4 11 2007

Photo: Former Australian Prime Minister John Howard (left) and President George W. Bush (right) at the APEC Meeting in Sydney, September 2007.

It was Sep. 7, 2007, Sydney, Australia: Everything is prepared for the APEC (Asia-Pacific Economic Cooperation) summit, and on the eve before the meeting of the head of states, the APEC Business Summit took place in Sydney Opera House. Special guest for that event, chaired by the incumbent Australian Prime Minister John Howard (in office since 1996), was George W. Bush. What should have been a backing for John Howard and rallying support against an impending defeat in the general elections of Nov. 24, 2007, turned out to be an absolute Public Relations disaster, with the U.S. President’s notorious slip of the tongues, causing laughter and amazement among not only the listeners, but also the international press. The war in Iraq, and the Australian involvement proved more unpopular than ever in the country, thanks to George W. Bush. Neat less to say, Howard lost the general elections, and since then the Labour opposition, led by Kevin Rudd, has taken office since. Read the rest of this entry »
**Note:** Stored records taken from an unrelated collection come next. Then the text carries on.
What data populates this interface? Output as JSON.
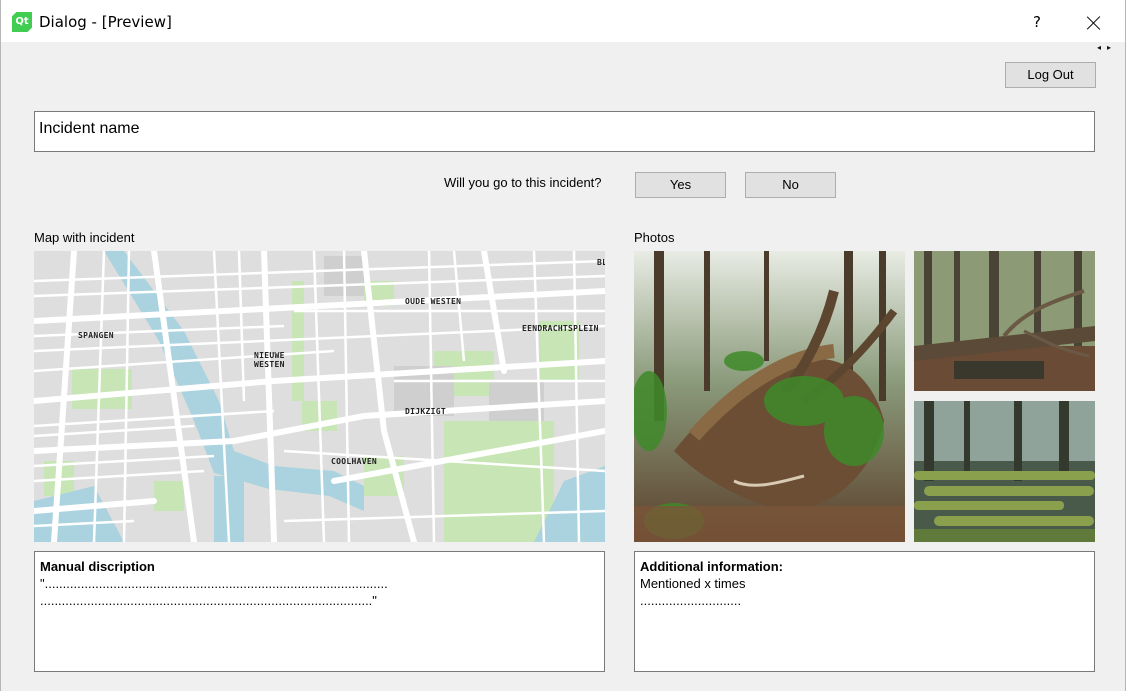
{
  "window": {
    "title": "Dialog - [Preview]",
    "help_label": "?",
    "scroll_arrows": "◂▸"
  },
  "header": {
    "logout_label": "Log Out"
  },
  "incident": {
    "name": "Incident name",
    "question": "Will you go to this incident?",
    "yes_label": "Yes",
    "no_label": "No"
  },
  "map": {
    "label": "Map with incident",
    "places": [
      "SPANGEN",
      "NIEUWE\nWESTEN",
      "OUDE WESTEN",
      "EENDRACHTSPLEIN",
      "DIJKZIGT",
      "COOLHAVEN",
      "BL"
    ]
  },
  "photos": {
    "label": "Photos"
  },
  "description": {
    "title": "Manual discription",
    "line1": "\"...............................................................................................",
    "line2": "............................................................................................\""
  },
  "info": {
    "title": "Additional information:",
    "line1": "Mentioned x times",
    "line2": "............................"
  },
  "colors": {
    "window_bg": "#f0f0f0",
    "button_bg": "#e1e1e1",
    "map_water": "#aad3df",
    "map_park": "#c8e6b5",
    "qt_green": "#41cd52"
  }
}
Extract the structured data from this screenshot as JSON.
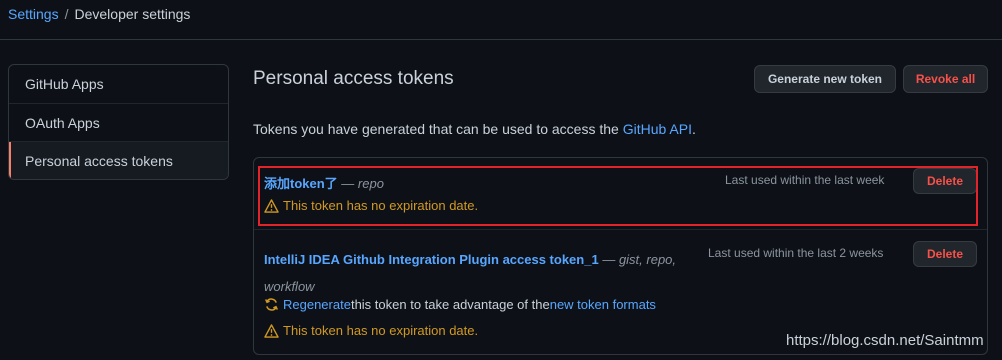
{
  "breadcrumb": {
    "settings": "Settings",
    "separator": "/",
    "current": "Developer settings"
  },
  "sidebar": {
    "items": [
      {
        "label": "GitHub Apps",
        "active": false
      },
      {
        "label": "OAuth Apps",
        "active": false
      },
      {
        "label": "Personal access tokens",
        "active": true
      }
    ]
  },
  "main": {
    "title": "Personal access tokens",
    "generate_label": "Generate new token",
    "revoke_label": "Revoke all",
    "desc_prefix": "Tokens you have generated that can be used to access the ",
    "desc_link": "GitHub API",
    "desc_suffix": "."
  },
  "tokens": [
    {
      "name": "添加token了",
      "dash": " — ",
      "scopes": "repo",
      "last_used": "Last used within the last week",
      "delete_label": "Delete",
      "warning": "This token has no expiration date."
    },
    {
      "name": "IntelliJ IDEA Github Integration Plugin access token_1",
      "dash": " — ",
      "scopes": "gist, repo,",
      "scopes_line2": "workflow",
      "last_used": "Last used within the last 2 weeks",
      "delete_label": "Delete",
      "regen_link": "Regenerate",
      "regen_middle": " this token to take advantage of the ",
      "regen_link2": "new token formats",
      "warning": "This token has no expiration date."
    }
  ],
  "watermark": "https://blog.csdn.net/Saintmm",
  "colors": {
    "background": "#0d1117",
    "link": "#58a6ff",
    "danger": "#f85149",
    "warning": "#d29922",
    "highlight": "#e0242a",
    "active_marker": "#f78166"
  },
  "icons": {
    "warning": "alert-triangle-icon",
    "regenerate": "sync-icon"
  }
}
Al Gore: “I used to be the next President of the United States”

25 10 2007

Photo: Al Gore (center) at the Mobilecome mobile.futuretalk 07 in Vienna, October 2007.

On October 24, 2007, the newly honored Peace Nobel Prize Laureate and former presidential candidate Al Gore, paid Vienna a short visit. Invited by Mobilkom Austria, which proudly claimed in advance that the advocate of Environmental Policies against Climate Change, as well as pioneer of the Internet, is the most expensive keynote speaker they ever invited for their mobile.futuretalk 07 with an estimated fee between EUR 100,000 and EUR 300,000.

“I have no plans to stand as a candidate for the US Presidential Elections”, he declared, though Gore did not rule out to return to politics in the nearer future. According to recent polls in the United States, the Democrat contender of 2000 would stand good chances in the primaries in the upcoming month, and grass root activists, particularly on the Internet, hope to encourage him to stand again in 2008. Online polls, such as at Democracy for America, give Gore currently a lead among the Democratic candidates, though national polls show him trailing fourth among the Democratic nominees with about 10%. Read the rest of this entry »